Even after their loss on Tuesday, Toronto’s 27-15 record is little short of a marvel. The Jays still own the best record in the American League and a 2.5 game lead on the Sox in the A.L. East.
The 2008 Rays were one thing. That team’s improbably emergence was the result of a slightly earlier-than-expected maturation process for a young team of incredible talent in a year when its pitching staff enjoyed exceptional health.
The Jays, on the other hand, have been without their Nos. 2-4 starters (Dustin McGowan, Shaun Marcum, Jesse Litsch), lost its closer (B.J. Ryan) to injury for a few weeks and sent him to a set-up role when he returned, and lost one of its young hurlers (Ricky Romero) who was supposed to be the depth option of first resort. The succession of woes should have been devastating.
But the Jays have been nothing if not resilient. Their starters have a 3.98 ERA that is tops in the A.L., and the team has permitted just 4.2 runs per game, second fewest in the A.L.
Even so, in baseball circles, there has been some skepticism, or at least curiosity, about whether the Jays can sustain that position. Their outstanding start, after all, has been forged not only with a patchwork rotation, but also without having faced the cream of the A.L. East.
Of the Jays’ first 41 games before Tuesday, just six were against their divisional opponents: three (all wins) against the Orioles, and three (one win, two losses) against the Yankees. Toronto will soon make up for lost time.
The 2-1 loss in Boston marked the beginning of a 12-game run in which Toronto will play six games against the Sox and three more against the Orioles. Then, interleague will give the team another four-week reprieve.
But, starting on June 29, when the Jays will return to division play against the Rays, Toronto will play more than two-thirds (57) of its final 84 games against members of its division.
That is not to discount what Toronto has done thus far. By all accounts, their early-season run has been extremely impressive. But it is fair to suggest that it won’t be until July that the Blue Jays will truly have the opportunity to prove how well they stack up in the best division in baseball.

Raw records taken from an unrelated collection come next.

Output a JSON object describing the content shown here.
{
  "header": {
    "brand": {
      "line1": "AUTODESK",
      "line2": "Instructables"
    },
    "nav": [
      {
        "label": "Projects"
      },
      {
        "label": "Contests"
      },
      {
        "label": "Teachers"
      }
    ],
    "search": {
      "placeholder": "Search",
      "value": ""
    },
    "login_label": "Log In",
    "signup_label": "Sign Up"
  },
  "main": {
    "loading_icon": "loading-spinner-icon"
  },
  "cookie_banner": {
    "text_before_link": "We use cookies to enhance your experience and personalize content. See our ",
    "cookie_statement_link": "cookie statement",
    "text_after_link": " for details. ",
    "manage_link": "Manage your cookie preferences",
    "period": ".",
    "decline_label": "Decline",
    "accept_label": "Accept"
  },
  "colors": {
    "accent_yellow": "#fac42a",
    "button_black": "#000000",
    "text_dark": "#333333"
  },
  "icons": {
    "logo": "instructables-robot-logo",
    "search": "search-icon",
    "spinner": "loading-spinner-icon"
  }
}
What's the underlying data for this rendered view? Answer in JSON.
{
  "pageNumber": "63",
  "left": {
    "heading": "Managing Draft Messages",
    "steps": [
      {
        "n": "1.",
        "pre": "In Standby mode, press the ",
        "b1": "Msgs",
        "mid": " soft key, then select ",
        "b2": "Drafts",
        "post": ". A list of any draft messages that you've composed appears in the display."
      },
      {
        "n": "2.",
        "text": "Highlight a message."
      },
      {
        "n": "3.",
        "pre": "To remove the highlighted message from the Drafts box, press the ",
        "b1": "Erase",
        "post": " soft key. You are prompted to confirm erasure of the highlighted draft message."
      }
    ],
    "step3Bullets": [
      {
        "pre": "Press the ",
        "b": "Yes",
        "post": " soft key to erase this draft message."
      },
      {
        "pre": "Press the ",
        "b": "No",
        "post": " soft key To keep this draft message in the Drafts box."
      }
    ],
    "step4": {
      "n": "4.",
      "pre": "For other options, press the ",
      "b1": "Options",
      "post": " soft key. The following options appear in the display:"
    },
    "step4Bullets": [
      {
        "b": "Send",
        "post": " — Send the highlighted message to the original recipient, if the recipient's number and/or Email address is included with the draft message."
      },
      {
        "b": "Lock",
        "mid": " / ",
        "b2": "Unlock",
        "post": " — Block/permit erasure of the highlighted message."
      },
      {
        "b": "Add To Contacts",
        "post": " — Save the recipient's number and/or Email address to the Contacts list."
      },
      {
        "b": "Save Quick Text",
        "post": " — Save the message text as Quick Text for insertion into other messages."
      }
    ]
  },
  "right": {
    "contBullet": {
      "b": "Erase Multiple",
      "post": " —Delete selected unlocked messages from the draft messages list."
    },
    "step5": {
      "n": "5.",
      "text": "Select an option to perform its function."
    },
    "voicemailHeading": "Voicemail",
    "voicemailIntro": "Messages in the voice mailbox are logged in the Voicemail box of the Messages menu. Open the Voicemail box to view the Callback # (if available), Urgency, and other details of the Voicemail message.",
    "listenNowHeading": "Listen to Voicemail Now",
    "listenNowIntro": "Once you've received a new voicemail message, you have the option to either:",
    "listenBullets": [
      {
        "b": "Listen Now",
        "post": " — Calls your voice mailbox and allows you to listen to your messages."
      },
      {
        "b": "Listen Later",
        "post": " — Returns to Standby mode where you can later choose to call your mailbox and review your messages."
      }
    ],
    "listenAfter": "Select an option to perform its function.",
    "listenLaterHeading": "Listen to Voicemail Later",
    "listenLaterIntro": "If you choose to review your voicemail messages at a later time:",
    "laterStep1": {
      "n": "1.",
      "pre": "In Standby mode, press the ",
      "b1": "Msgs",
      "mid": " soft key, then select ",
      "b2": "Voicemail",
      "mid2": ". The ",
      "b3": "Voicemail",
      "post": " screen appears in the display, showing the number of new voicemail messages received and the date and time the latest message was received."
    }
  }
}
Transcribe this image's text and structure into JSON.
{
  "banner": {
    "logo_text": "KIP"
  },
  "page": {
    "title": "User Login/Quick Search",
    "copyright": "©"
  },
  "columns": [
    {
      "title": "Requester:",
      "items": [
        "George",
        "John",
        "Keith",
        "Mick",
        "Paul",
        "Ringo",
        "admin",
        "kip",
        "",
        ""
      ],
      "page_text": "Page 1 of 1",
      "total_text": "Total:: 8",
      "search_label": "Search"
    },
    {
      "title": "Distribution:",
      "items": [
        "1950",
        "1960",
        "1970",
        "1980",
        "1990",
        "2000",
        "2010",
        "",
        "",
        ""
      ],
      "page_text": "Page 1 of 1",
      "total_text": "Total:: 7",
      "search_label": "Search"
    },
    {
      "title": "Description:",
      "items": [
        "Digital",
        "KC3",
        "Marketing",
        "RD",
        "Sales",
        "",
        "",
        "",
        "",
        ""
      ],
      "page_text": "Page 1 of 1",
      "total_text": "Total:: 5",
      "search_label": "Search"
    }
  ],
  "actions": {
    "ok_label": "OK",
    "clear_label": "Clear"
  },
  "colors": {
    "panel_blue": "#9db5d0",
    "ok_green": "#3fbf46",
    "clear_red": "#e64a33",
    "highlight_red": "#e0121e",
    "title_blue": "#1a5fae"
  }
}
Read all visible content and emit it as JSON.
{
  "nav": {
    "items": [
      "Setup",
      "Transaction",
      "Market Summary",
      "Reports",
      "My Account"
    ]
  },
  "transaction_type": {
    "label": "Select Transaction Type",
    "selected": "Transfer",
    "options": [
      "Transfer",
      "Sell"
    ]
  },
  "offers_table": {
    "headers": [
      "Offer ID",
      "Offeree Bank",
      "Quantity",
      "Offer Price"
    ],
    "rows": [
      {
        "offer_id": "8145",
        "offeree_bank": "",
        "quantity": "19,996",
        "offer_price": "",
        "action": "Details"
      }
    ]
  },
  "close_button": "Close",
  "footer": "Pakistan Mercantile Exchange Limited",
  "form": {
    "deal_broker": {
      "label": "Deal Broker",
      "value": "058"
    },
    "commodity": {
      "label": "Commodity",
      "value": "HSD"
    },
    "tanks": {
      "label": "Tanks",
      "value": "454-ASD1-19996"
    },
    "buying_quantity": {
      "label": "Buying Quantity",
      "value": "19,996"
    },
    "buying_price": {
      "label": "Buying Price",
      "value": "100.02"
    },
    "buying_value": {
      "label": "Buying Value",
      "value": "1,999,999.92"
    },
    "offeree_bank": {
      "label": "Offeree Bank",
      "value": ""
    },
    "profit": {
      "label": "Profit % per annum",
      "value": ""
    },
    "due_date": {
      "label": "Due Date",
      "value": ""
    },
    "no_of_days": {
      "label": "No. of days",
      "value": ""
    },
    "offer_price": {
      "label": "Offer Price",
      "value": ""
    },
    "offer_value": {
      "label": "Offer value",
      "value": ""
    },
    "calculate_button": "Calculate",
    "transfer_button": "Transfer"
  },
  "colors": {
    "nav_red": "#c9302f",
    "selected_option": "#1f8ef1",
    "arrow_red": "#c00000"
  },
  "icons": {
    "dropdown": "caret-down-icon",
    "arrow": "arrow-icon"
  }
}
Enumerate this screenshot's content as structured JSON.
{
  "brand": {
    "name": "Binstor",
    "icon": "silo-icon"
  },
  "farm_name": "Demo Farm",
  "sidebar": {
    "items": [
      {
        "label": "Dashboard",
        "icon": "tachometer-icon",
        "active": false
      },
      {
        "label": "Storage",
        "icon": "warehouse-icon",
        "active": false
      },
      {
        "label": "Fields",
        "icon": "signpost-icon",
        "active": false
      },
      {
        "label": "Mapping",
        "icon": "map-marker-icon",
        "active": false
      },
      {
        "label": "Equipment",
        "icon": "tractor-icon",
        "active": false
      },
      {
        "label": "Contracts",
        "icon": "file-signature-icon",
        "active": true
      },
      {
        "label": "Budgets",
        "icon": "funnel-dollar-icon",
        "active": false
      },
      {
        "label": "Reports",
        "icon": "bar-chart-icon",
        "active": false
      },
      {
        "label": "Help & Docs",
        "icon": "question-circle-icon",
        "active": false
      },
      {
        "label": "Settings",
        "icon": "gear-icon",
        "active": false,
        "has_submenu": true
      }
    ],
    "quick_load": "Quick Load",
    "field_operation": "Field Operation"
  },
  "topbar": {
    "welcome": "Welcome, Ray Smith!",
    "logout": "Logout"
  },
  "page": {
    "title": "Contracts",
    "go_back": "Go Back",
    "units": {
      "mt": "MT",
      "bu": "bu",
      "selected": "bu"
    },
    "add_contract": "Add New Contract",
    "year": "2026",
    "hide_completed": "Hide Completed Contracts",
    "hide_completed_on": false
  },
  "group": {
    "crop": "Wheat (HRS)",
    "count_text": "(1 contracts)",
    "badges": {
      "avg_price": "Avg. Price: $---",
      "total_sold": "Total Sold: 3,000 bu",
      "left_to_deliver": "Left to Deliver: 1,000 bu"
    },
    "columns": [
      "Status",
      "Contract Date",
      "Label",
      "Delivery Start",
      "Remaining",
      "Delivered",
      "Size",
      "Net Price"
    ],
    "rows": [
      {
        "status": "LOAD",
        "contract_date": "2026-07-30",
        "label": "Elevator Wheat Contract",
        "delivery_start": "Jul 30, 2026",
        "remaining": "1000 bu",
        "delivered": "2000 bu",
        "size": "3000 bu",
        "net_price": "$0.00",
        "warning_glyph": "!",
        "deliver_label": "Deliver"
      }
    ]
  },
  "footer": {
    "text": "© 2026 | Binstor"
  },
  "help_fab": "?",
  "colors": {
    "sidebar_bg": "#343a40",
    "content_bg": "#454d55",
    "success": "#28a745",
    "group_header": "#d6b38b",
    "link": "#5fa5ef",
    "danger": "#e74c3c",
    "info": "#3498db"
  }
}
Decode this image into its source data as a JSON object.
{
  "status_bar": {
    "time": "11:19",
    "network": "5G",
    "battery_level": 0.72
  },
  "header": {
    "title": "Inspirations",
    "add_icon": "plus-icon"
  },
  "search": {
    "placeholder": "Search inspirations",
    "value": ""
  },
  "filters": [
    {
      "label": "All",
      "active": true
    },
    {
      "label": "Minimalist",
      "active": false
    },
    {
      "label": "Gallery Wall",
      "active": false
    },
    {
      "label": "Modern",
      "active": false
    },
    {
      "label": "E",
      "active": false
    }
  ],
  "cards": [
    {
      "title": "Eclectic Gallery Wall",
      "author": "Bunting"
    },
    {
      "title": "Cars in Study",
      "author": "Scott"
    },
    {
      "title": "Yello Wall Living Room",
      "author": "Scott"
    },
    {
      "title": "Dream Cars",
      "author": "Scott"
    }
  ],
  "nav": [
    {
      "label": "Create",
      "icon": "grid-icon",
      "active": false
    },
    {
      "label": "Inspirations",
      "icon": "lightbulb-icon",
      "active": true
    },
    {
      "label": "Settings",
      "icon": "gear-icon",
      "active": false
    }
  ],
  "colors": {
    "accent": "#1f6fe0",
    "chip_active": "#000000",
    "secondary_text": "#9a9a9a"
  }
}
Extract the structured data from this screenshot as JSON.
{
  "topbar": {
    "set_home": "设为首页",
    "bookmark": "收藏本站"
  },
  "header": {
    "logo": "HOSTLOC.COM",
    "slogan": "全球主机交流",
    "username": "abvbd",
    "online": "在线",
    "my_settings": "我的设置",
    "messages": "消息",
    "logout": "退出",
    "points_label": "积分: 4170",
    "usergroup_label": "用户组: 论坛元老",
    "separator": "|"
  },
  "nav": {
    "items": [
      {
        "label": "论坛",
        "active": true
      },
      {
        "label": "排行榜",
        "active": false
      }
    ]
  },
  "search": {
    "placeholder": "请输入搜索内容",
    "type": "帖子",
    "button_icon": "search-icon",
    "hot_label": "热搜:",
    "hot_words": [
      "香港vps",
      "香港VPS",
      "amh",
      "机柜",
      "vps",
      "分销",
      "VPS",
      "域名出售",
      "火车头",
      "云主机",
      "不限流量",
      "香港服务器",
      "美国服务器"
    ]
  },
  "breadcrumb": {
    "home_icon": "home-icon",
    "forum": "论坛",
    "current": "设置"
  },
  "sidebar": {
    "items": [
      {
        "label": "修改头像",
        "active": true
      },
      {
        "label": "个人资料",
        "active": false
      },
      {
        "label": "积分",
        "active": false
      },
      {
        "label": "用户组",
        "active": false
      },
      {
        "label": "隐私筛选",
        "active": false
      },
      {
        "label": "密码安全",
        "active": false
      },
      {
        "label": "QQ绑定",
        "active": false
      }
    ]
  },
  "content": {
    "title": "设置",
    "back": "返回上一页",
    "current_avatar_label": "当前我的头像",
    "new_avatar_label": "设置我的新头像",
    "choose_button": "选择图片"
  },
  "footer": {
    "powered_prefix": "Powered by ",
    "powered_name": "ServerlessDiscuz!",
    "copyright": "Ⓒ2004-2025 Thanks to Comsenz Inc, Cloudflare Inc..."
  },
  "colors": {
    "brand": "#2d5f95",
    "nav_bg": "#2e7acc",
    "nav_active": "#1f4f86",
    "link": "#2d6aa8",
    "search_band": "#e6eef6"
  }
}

JONATHAN PAPELBON IS GETTING STRONGER
The approach was blunt. Jonathan Papelbon pumped one fastball after another into the strike zone, daring the Jays to hit his 93-95 mph weapon of first choice. He started the inning with seven straight heaters (all strikes, getting a three-pitch punchout of Adam Lind and a three-pitch grounder from Scott Rolen).
Papelbon flashed a pair of splitters against Lyle Overbay, but with a full count, the Sox closer went back to the fastball for a game-ending groundout to first. It took Papelbon just 12 pitches to record his 11th save of the year (tops in the A.L.), and his first 1-2-3 outing since April 22. (He had allowed at least one baserunner in each of his previous 10 appearances.)
Papelbon’s ERA is down to 1.00. Amazingly, that only leaves him ranked third among Sox relievers, behind Ramon Ramirez (0.86) and Manny Delcarmen (0.96). Papelbon, who had been laboring to get through the ninth with surprisingly extended at-bats, is once again blazing through his assignments.
“He came in and pumped strikes,” said Francona. “You always feel like power behind (Wakefield) is always good. They get one look at a reliever after facing Wake, it’s got to make everybody’s stuff look a little better.”
That being the case, the idea of inserting Daniel Bard and his 100 mph fastball into the game seemed somewhat intriguing. And the rookie was indeed up, alongside Ramirez, in the Red Sox bullpen, a fascinating turn of events that suggested the possibility that the Sox might summon a rookie with all of two games of big-league experience to help preserve a one-run lead.
But the appearance was slightly deceiving, Francona clarified after the game that Bard was only going to be summoned had the Jays tied the game or taken the lead. Ramirez would have been summoned if the Sox needed a reliever to try to preserve an advantage. The training wheels, it would seem, are not off Bard…yet.